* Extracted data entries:
========
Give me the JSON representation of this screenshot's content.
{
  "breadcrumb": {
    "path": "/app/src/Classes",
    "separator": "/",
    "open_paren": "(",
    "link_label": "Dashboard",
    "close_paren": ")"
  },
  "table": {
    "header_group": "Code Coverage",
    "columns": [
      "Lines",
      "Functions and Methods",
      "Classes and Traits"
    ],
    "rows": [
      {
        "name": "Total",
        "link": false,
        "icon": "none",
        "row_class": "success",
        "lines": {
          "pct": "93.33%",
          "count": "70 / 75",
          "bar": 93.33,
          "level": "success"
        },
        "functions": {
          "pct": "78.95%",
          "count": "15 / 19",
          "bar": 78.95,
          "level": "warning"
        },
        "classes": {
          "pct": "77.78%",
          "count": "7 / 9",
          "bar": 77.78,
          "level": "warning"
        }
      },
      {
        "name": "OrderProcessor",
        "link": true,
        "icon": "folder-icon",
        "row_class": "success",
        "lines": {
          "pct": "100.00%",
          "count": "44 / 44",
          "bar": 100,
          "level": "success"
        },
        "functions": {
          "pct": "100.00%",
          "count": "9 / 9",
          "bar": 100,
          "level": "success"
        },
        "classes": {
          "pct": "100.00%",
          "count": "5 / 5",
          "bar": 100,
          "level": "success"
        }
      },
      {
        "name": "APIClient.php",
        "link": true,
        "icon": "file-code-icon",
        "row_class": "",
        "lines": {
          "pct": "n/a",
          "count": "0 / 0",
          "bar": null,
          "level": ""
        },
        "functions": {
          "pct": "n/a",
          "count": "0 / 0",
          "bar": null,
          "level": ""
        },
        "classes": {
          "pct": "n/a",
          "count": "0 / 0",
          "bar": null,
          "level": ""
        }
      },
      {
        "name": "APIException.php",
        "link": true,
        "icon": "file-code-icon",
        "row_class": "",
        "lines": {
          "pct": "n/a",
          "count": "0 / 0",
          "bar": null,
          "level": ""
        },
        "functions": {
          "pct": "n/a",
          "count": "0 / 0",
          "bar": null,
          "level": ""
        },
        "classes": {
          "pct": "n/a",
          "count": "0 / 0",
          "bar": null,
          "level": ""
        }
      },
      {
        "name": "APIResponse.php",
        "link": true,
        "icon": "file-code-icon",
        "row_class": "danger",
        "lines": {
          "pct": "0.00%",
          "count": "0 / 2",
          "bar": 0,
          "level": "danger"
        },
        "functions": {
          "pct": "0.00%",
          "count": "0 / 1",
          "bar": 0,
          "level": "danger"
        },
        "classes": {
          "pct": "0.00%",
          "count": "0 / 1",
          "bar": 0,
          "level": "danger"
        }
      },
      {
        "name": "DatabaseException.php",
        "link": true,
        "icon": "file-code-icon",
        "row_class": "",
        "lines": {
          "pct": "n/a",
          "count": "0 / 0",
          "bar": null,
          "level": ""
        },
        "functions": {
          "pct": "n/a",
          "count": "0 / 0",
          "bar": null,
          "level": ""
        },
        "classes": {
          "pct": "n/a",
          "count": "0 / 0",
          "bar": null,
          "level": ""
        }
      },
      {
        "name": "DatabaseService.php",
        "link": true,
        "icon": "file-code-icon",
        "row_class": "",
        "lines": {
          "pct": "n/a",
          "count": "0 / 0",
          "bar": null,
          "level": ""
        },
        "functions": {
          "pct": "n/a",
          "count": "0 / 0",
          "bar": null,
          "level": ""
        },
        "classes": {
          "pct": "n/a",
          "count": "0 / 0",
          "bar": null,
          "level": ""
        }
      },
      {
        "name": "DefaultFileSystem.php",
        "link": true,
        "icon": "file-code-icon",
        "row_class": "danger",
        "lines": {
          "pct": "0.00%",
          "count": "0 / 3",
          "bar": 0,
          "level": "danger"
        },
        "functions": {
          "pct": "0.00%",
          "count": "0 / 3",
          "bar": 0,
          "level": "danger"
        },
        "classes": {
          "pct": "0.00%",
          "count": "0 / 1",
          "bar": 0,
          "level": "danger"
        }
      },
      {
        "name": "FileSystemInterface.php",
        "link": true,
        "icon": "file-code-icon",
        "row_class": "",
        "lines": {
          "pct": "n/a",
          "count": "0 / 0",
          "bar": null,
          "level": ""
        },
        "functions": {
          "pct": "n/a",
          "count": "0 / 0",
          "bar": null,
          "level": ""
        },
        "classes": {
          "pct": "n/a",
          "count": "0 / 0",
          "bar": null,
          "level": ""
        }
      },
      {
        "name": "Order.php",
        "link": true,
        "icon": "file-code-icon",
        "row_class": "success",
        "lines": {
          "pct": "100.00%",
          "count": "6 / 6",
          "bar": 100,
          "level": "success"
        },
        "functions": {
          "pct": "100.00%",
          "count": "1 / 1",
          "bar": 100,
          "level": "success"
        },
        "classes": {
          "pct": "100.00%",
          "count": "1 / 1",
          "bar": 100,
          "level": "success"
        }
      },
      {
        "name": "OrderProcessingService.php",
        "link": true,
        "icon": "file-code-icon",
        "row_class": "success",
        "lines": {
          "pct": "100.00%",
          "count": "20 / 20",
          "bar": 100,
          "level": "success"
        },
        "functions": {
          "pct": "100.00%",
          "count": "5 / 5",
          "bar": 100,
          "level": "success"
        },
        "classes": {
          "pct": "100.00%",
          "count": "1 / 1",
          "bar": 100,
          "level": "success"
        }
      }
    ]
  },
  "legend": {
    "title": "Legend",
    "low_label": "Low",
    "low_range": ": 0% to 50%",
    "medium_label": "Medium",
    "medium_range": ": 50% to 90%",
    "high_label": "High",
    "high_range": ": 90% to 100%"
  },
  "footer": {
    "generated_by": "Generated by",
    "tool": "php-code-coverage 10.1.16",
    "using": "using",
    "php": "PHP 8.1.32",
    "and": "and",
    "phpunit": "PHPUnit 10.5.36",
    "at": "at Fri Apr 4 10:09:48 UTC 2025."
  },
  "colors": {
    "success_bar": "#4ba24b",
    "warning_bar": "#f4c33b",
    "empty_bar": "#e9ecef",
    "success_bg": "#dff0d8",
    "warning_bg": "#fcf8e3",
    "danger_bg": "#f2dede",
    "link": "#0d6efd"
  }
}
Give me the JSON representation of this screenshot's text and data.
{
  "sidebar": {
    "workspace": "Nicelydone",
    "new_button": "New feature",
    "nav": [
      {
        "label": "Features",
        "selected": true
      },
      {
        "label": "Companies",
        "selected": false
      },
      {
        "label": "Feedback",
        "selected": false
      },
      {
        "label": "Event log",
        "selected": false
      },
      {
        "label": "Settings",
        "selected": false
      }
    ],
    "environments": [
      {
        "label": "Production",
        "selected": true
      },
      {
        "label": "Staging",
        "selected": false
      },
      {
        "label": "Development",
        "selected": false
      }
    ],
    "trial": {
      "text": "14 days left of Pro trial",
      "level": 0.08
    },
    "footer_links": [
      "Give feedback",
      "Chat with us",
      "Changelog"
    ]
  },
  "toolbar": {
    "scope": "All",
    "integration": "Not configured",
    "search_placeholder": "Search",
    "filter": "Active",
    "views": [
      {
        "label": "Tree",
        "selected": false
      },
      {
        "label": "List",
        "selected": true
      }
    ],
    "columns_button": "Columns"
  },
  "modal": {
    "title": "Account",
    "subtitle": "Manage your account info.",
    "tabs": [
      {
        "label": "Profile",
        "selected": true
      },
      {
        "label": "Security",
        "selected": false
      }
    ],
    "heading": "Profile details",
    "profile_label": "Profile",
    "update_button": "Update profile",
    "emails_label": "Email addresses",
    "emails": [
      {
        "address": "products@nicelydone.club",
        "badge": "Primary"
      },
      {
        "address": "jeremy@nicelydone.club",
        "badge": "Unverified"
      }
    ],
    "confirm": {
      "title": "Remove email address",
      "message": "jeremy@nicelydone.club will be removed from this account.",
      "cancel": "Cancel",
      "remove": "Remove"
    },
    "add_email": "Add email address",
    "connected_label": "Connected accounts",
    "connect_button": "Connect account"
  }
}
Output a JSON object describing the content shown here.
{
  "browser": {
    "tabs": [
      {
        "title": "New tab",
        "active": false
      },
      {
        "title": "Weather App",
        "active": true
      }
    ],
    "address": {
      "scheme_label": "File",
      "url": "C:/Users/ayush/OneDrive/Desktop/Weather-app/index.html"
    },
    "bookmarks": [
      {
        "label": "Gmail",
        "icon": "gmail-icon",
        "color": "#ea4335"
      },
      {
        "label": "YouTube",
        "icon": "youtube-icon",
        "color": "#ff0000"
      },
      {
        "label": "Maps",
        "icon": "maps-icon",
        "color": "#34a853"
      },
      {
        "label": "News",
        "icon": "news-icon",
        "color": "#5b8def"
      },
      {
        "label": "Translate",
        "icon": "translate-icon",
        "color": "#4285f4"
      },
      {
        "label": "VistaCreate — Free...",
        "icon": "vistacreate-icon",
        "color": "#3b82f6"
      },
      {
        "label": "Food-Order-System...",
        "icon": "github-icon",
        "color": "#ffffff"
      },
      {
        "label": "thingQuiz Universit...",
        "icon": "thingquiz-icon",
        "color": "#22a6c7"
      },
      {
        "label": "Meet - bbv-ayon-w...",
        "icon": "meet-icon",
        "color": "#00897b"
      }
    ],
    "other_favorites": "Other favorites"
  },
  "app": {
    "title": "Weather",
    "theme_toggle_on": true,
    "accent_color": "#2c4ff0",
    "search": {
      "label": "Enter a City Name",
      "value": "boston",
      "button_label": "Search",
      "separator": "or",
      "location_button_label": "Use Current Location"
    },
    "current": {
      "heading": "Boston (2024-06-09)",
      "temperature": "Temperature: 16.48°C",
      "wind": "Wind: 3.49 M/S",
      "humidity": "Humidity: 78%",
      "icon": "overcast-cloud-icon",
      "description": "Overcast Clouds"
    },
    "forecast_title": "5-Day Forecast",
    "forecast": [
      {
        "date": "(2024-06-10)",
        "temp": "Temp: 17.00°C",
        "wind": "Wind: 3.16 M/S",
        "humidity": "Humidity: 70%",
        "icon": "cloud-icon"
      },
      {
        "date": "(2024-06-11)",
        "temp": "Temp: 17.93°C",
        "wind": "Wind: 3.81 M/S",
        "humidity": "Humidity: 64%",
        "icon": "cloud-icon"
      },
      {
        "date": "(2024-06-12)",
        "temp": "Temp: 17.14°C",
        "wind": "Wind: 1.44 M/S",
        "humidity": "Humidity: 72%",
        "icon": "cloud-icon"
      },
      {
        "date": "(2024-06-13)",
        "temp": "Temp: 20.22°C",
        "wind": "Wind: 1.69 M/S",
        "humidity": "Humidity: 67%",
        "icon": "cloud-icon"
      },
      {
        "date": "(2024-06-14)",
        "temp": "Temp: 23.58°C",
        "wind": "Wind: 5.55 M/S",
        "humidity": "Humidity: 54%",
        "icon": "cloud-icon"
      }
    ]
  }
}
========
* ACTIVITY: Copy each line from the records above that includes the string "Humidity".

* WRITTEN ANSWER:
      "humidity": "Humidity: 78%",
        "humidity": "Humidity: 70%",
        "humidity": "Humidity: 64%",
        "humidity": "Humidity: 72%",
        "humidity": "Humidity: 67%",
        "humidity": "Humidity: 54%",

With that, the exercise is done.